Task to complete:
Begin at the line with "Decode this image" and return each line through the final one of the listing below, exactly as written.

═══ Material for this exercise

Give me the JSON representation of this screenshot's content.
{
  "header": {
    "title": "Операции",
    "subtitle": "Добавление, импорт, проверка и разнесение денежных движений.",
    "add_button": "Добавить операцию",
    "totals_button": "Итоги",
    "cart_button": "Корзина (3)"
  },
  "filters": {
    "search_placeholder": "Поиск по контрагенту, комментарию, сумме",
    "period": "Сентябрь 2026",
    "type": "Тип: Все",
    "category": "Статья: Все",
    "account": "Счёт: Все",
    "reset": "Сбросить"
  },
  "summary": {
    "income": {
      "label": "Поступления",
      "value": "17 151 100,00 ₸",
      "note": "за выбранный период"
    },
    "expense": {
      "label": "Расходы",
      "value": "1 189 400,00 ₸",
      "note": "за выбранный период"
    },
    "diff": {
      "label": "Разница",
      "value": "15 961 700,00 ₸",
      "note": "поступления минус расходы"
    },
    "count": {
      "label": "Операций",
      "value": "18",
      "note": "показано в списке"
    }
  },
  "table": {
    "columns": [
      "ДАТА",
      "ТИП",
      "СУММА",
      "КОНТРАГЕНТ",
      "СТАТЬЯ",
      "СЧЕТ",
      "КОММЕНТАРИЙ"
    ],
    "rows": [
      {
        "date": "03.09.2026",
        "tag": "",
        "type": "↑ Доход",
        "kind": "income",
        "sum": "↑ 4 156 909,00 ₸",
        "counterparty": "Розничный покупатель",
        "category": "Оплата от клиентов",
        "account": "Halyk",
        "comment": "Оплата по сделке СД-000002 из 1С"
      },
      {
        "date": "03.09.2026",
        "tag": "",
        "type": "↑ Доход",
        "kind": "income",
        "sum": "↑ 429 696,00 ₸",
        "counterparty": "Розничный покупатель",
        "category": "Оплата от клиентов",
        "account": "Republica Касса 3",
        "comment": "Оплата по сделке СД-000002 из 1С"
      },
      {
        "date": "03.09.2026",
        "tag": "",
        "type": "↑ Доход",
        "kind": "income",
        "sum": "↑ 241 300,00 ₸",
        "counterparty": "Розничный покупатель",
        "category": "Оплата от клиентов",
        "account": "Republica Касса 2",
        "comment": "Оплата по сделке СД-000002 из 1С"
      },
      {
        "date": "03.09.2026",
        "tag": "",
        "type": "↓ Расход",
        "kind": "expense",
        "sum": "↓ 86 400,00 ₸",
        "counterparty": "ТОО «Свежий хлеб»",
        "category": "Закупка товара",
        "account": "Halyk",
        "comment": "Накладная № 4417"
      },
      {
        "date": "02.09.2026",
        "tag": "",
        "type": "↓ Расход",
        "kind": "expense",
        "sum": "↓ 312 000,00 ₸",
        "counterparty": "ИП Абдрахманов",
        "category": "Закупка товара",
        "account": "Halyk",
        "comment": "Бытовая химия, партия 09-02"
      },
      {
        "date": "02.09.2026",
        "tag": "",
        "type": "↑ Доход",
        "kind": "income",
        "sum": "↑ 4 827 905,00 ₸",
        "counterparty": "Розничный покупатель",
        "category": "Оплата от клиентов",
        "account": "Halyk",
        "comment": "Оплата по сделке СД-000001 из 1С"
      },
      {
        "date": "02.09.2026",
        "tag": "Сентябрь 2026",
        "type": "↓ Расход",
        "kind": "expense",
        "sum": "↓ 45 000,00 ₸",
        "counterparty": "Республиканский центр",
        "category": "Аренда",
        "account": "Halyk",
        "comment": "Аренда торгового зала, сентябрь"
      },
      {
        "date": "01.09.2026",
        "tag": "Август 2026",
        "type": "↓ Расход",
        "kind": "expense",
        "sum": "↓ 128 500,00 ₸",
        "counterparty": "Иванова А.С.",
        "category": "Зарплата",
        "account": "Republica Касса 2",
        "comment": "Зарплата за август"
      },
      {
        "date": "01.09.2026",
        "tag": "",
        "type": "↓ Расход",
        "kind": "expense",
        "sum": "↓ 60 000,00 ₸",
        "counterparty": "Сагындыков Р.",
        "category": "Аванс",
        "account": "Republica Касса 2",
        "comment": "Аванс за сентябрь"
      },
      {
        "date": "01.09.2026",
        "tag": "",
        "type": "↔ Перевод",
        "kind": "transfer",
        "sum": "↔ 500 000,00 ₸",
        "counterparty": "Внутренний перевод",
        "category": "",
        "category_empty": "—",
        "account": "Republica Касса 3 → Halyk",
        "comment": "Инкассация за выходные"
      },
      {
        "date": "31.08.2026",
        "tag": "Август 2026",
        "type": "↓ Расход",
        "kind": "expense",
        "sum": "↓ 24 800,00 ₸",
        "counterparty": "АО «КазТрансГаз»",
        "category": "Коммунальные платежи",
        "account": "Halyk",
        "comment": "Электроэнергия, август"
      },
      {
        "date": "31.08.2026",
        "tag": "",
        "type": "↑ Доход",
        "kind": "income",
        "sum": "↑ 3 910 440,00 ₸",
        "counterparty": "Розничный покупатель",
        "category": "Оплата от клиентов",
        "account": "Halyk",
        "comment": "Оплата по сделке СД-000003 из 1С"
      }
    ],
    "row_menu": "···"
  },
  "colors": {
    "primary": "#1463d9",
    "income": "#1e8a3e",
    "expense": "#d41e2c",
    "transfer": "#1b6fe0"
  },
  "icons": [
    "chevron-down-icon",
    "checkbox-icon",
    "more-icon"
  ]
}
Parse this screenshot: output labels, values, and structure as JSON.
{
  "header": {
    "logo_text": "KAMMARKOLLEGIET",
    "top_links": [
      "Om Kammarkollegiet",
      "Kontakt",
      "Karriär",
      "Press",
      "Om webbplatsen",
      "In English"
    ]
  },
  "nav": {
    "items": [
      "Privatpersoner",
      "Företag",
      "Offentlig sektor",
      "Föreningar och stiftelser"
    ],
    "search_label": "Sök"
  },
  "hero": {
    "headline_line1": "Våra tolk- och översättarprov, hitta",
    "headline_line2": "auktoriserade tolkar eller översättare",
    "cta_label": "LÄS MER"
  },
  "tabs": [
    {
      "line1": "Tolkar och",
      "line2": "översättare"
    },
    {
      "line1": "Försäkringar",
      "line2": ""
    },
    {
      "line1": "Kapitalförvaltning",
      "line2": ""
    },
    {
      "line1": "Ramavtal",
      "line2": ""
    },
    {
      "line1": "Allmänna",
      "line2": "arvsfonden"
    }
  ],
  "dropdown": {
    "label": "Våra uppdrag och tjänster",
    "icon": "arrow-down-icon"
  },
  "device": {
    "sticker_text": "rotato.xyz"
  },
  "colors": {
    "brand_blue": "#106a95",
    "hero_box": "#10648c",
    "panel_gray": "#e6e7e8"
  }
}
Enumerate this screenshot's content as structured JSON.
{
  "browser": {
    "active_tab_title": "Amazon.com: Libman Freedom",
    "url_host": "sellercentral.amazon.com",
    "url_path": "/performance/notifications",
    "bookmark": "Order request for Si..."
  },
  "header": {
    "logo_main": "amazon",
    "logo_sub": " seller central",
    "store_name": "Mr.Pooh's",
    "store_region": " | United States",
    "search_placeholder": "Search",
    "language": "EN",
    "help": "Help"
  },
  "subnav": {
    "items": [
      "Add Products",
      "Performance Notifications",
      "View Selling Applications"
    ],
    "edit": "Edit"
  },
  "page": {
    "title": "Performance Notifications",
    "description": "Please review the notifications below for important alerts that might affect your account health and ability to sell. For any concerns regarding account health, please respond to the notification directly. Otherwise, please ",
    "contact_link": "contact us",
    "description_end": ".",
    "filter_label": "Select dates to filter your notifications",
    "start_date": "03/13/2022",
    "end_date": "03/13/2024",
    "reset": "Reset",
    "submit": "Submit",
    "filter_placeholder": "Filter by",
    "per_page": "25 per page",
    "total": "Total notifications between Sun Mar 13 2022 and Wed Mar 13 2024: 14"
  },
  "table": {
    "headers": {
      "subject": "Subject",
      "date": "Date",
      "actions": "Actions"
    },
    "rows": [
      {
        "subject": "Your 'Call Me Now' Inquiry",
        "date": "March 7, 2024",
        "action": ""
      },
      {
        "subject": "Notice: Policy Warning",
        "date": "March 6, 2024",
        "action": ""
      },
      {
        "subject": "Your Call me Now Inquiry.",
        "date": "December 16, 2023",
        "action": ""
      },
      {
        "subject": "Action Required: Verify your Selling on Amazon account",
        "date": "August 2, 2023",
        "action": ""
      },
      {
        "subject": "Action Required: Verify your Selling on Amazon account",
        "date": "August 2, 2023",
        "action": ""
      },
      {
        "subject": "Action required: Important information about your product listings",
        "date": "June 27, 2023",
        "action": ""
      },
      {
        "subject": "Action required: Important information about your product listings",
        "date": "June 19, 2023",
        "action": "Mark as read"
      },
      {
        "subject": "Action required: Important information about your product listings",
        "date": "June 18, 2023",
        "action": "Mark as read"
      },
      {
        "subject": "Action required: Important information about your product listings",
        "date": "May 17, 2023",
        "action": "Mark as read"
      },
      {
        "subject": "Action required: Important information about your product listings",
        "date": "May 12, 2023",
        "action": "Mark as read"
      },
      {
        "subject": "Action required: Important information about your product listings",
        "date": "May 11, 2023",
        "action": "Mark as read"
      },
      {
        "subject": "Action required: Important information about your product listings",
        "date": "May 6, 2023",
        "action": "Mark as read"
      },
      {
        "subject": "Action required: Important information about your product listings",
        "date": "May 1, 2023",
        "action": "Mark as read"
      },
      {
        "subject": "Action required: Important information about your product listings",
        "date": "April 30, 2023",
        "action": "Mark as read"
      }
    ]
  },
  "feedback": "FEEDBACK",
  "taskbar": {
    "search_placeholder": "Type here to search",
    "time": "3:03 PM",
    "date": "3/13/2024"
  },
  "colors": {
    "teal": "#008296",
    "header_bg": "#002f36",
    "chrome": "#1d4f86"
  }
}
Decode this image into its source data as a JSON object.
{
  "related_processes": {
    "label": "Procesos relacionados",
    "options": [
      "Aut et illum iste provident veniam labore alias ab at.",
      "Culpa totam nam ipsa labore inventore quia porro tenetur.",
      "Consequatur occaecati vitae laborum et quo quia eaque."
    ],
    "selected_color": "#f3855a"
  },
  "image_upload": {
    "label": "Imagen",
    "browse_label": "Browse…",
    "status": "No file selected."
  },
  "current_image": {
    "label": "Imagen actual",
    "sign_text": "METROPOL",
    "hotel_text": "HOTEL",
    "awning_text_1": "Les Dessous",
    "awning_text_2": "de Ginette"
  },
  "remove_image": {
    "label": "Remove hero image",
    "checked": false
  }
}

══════

Reply to the task:
Decode this image into its source data as a JSON object.
{
  "related_processes": {
    "label": "Procesos relacionados",
    "options": [
      "Aut et illum iste provident veniam labore alias ab at.",
      "Culpa totam nam ipsa labore inventore quia porro tenetur.",
      "Consequatur occaecati vitae laborum et quo quia eaque."
    ],
    "selected_color": "#f3855a"
  },
  "image_upload": {
    "label": "Imagen",
    "browse_label": "Browse…",
    "status": "No file selected."
  },
  "current_image": {
    "label": "Imagen actual",
    "sign_text": "METROPOL",
    "hotel_text": "HOTEL",
    "awning_text_1": "Les Dessous",
    "awning_text_2": "de Ginette"
  },
  "remove_image": {
    "label": "Remove hero image",
    "checked": false
  }
}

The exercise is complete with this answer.